(Dataset rows for apps and sites)
[Start of section]

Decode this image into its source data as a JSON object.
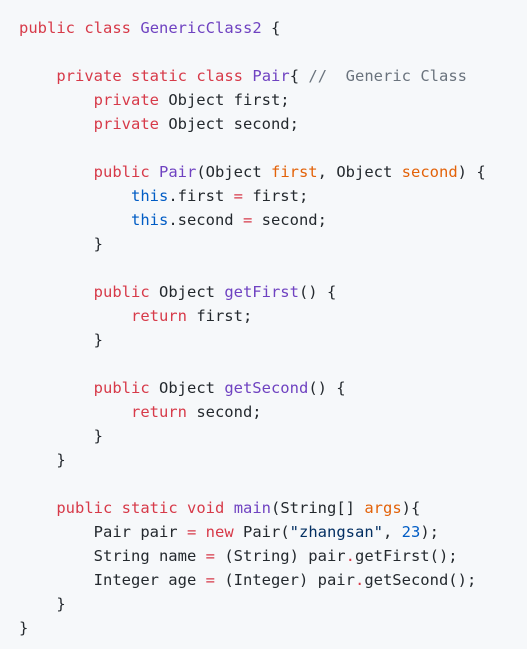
{
  "code": {
    "lines": [
      [
        {
          "t": "public",
          "c": "kw"
        },
        {
          "t": " ",
          "c": "plain"
        },
        {
          "t": "class",
          "c": "kw"
        },
        {
          "t": " ",
          "c": "plain"
        },
        {
          "t": "GenericClass2",
          "c": "fn"
        },
        {
          "t": " {",
          "c": "plain"
        }
      ],
      [],
      [
        {
          "t": "    ",
          "c": "plain"
        },
        {
          "t": "private",
          "c": "kw"
        },
        {
          "t": " ",
          "c": "plain"
        },
        {
          "t": "static",
          "c": "kw"
        },
        {
          "t": " ",
          "c": "plain"
        },
        {
          "t": "class",
          "c": "kw"
        },
        {
          "t": " ",
          "c": "plain"
        },
        {
          "t": "Pair",
          "c": "fn"
        },
        {
          "t": "{ ",
          "c": "plain"
        },
        {
          "t": "//  Generic Class",
          "c": "cm"
        }
      ],
      [
        {
          "t": "        ",
          "c": "plain"
        },
        {
          "t": "private",
          "c": "kw"
        },
        {
          "t": " Object first;",
          "c": "plain"
        }
      ],
      [
        {
          "t": "        ",
          "c": "plain"
        },
        {
          "t": "private",
          "c": "kw"
        },
        {
          "t": " Object second;",
          "c": "plain"
        }
      ],
      [],
      [
        {
          "t": "        ",
          "c": "plain"
        },
        {
          "t": "public",
          "c": "kw"
        },
        {
          "t": " ",
          "c": "plain"
        },
        {
          "t": "Pair",
          "c": "fn"
        },
        {
          "t": "(Object ",
          "c": "plain"
        },
        {
          "t": "first",
          "c": "param"
        },
        {
          "t": ", Object ",
          "c": "plain"
        },
        {
          "t": "second",
          "c": "param"
        },
        {
          "t": ") {",
          "c": "plain"
        }
      ],
      [
        {
          "t": "            ",
          "c": "plain"
        },
        {
          "t": "this",
          "c": "this"
        },
        {
          "t": ".first ",
          "c": "plain"
        },
        {
          "t": "=",
          "c": "op"
        },
        {
          "t": " first;",
          "c": "plain"
        }
      ],
      [
        {
          "t": "            ",
          "c": "plain"
        },
        {
          "t": "this",
          "c": "this"
        },
        {
          "t": ".second ",
          "c": "plain"
        },
        {
          "t": "=",
          "c": "op"
        },
        {
          "t": " second;",
          "c": "plain"
        }
      ],
      [
        {
          "t": "        }",
          "c": "plain"
        }
      ],
      [],
      [
        {
          "t": "        ",
          "c": "plain"
        },
        {
          "t": "public",
          "c": "kw"
        },
        {
          "t": " Object ",
          "c": "plain"
        },
        {
          "t": "getFirst",
          "c": "fn"
        },
        {
          "t": "() {",
          "c": "plain"
        }
      ],
      [
        {
          "t": "            ",
          "c": "plain"
        },
        {
          "t": "return",
          "c": "kw"
        },
        {
          "t": " first;",
          "c": "plain"
        }
      ],
      [
        {
          "t": "        }",
          "c": "plain"
        }
      ],
      [],
      [
        {
          "t": "        ",
          "c": "plain"
        },
        {
          "t": "public",
          "c": "kw"
        },
        {
          "t": " Object ",
          "c": "plain"
        },
        {
          "t": "getSecond",
          "c": "fn"
        },
        {
          "t": "() {",
          "c": "plain"
        }
      ],
      [
        {
          "t": "            ",
          "c": "plain"
        },
        {
          "t": "return",
          "c": "kw"
        },
        {
          "t": " second;",
          "c": "plain"
        }
      ],
      [
        {
          "t": "        }",
          "c": "plain"
        }
      ],
      [
        {
          "t": "    }",
          "c": "plain"
        }
      ],
      [],
      [
        {
          "t": "    ",
          "c": "plain"
        },
        {
          "t": "public",
          "c": "kw"
        },
        {
          "t": " ",
          "c": "plain"
        },
        {
          "t": "static",
          "c": "kw"
        },
        {
          "t": " ",
          "c": "plain"
        },
        {
          "t": "void",
          "c": "kw"
        },
        {
          "t": " ",
          "c": "plain"
        },
        {
          "t": "main",
          "c": "fn"
        },
        {
          "t": "(String[] ",
          "c": "plain"
        },
        {
          "t": "args",
          "c": "param"
        },
        {
          "t": "){",
          "c": "plain"
        }
      ],
      [
        {
          "t": "        Pair pair ",
          "c": "plain"
        },
        {
          "t": "=",
          "c": "op"
        },
        {
          "t": " ",
          "c": "plain"
        },
        {
          "t": "new",
          "c": "kw"
        },
        {
          "t": " Pair(",
          "c": "plain"
        },
        {
          "t": "\"zhangsan\"",
          "c": "str"
        },
        {
          "t": ", ",
          "c": "plain"
        },
        {
          "t": "23",
          "c": "num"
        },
        {
          "t": ");",
          "c": "plain"
        }
      ],
      [
        {
          "t": "        String name ",
          "c": "plain"
        },
        {
          "t": "=",
          "c": "op"
        },
        {
          "t": " (String) pair",
          "c": "plain"
        },
        {
          "t": ".",
          "c": "op"
        },
        {
          "t": "getFirst();",
          "c": "plain"
        }
      ],
      [
        {
          "t": "        Integer age ",
          "c": "plain"
        },
        {
          "t": "=",
          "c": "op"
        },
        {
          "t": " (Integer) pair",
          "c": "plain"
        },
        {
          "t": ".",
          "c": "op"
        },
        {
          "t": "getSecond();",
          "c": "plain"
        }
      ],
      [
        {
          "t": "    }",
          "c": "plain"
        }
      ],
      [
        {
          "t": "}",
          "c": "plain"
        }
      ]
    ]
  }
}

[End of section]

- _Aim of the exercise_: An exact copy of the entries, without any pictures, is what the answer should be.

- _Solution to this problem_:
Decode this image into its source data as a JSON object.
{
  "code": {
    "lines": [
      [
        {
          "t": "public",
          "c": "kw"
        },
        {
          "t": " ",
          "c": "plain"
        },
        {
          "t": "class",
          "c": "kw"
        },
        {
          "t": " ",
          "c": "plain"
        },
        {
          "t": "GenericClass2",
          "c": "fn"
        },
        {
          "t": " {",
          "c": "plain"
        }
      ],
      [],
      [
        {
          "t": "    ",
          "c": "plain"
        },
        {
          "t": "private",
          "c": "kw"
        },
        {
          "t": " ",
          "c": "plain"
        },
        {
          "t": "static",
          "c": "kw"
        },
        {
          "t": " ",
          "c": "plain"
        },
        {
          "t": "class",
          "c": "kw"
        },
        {
          "t": " ",
          "c": "plain"
        },
        {
          "t": "Pair",
          "c": "fn"
        },
        {
          "t": "{ ",
          "c": "plain"
        },
        {
          "t": "//  Generic Class",
          "c": "cm"
        }
      ],
      [
        {
          "t": "        ",
          "c": "plain"
        },
        {
          "t": "private",
          "c": "kw"
        },
        {
          "t": " Object first;",
          "c": "plain"
        }
      ],
      [
        {
          "t": "        ",
          "c": "plain"
        },
        {
          "t": "private",
          "c": "kw"
        },
        {
          "t": " Object second;",
          "c": "plain"
        }
      ],
      [],
      [
        {
          "t": "        ",
          "c": "plain"
        },
        {
          "t": "public",
          "c": "kw"
        },
        {
          "t": " ",
          "c": "plain"
        },
        {
          "t": "Pair",
          "c": "fn"
        },
        {
          "t": "(Object ",
          "c": "plain"
        },
        {
          "t": "first",
          "c": "param"
        },
        {
          "t": ", Object ",
          "c": "plain"
        },
        {
          "t": "second",
          "c": "param"
        },
        {
          "t": ") {",
          "c": "plain"
        }
      ],
      [
        {
          "t": "            ",
          "c": "plain"
        },
        {
          "t": "this",
          "c": "this"
        },
        {
          "t": ".first ",
          "c": "plain"
        },
        {
          "t": "=",
          "c": "op"
        },
        {
          "t": " first;",
          "c": "plain"
        }
      ],
      [
        {
          "t": "            ",
          "c": "plain"
        },
        {
          "t": "this",
          "c": "this"
        },
        {
          "t": ".second ",
          "c": "plain"
        },
        {
          "t": "=",
          "c": "op"
        },
        {
          "t": " second;",
          "c": "plain"
        }
      ],
      [
        {
          "t": "        }",
          "c": "plain"
        }
      ],
      [],
      [
        {
          "t": "        ",
          "c": "plain"
        },
        {
          "t": "public",
          "c": "kw"
        },
        {
          "t": " Object ",
          "c": "plain"
        },
        {
          "t": "getFirst",
          "c": "fn"
        },
        {
          "t": "() {",
          "c": "plain"
        }
      ],
      [
        {
          "t": "            ",
          "c": "plain"
        },
        {
          "t": "return",
          "c": "kw"
        },
        {
          "t": " first;",
          "c": "plain"
        }
      ],
      [
        {
          "t": "        }",
          "c": "plain"
        }
      ],
      [],
      [
        {
          "t": "        ",
          "c": "plain"
        },
        {
          "t": "public",
          "c": "kw"
        },
        {
          "t": " Object ",
          "c": "plain"
        },
        {
          "t": "getSecond",
          "c": "fn"
        },
        {
          "t": "() {",
          "c": "plain"
        }
      ],
      [
        {
          "t": "            ",
          "c": "plain"
        },
        {
          "t": "return",
          "c": "kw"
        },
        {
          "t": " second;",
          "c": "plain"
        }
      ],
      [
        {
          "t": "        }",
          "c": "plain"
        }
      ],
      [
        {
          "t": "    }",
          "c": "plain"
        }
      ],
      [],
      [
        {
          "t": "    ",
          "c": "plain"
        },
        {
          "t": "public",
          "c": "kw"
        },
        {
          "t": " ",
          "c": "plain"
        },
        {
          "t": "static",
          "c": "kw"
        },
        {
          "t": " ",
          "c": "plain"
        },
        {
          "t": "void",
          "c": "kw"
        },
        {
          "t": " ",
          "c": "plain"
        },
        {
          "t": "main",
          "c": "fn"
        },
        {
          "t": "(String[] ",
          "c": "plain"
        },
        {
          "t": "args",
          "c": "param"
        },
        {
          "t": "){",
          "c": "plain"
        }
      ],
      [
        {
          "t": "        Pair pair ",
          "c": "plain"
        },
        {
          "t": "=",
          "c": "op"
        },
        {
          "t": " ",
          "c": "plain"
        },
        {
          "t": "new",
          "c": "kw"
        },
        {
          "t": " Pair(",
          "c": "plain"
        },
        {
          "t": "\"zhangsan\"",
          "c": "str"
        },
        {
          "t": ", ",
          "c": "plain"
        },
        {
          "t": "23",
          "c": "num"
        },
        {
          "t": ");",
          "c": "plain"
        }
      ],
      [
        {
          "t": "        String name ",
          "c": "plain"
        },
        {
          "t": "=",
          "c": "op"
        },
        {
          "t": " (String) pair",
          "c": "plain"
        },
        {
          "t": ".",
          "c": "op"
        },
        {
          "t": "getFirst();",
          "c": "plain"
        }
      ],
      [
        {
          "t": "        Integer age ",
          "c": "plain"
        },
        {
          "t": "=",
          "c": "op"
        },
        {
          "t": " (Integer) pair",
          "c": "plain"
        },
        {
          "t": ".",
          "c": "op"
        },
        {
          "t": "getSecond();",
          "c": "plain"
        }
      ],
      [
        {
          "t": "    }",
          "c": "plain"
        }
      ],
      [
        {
          "t": "}",
          "c": "plain"
        }
      ]
    ]
  }
}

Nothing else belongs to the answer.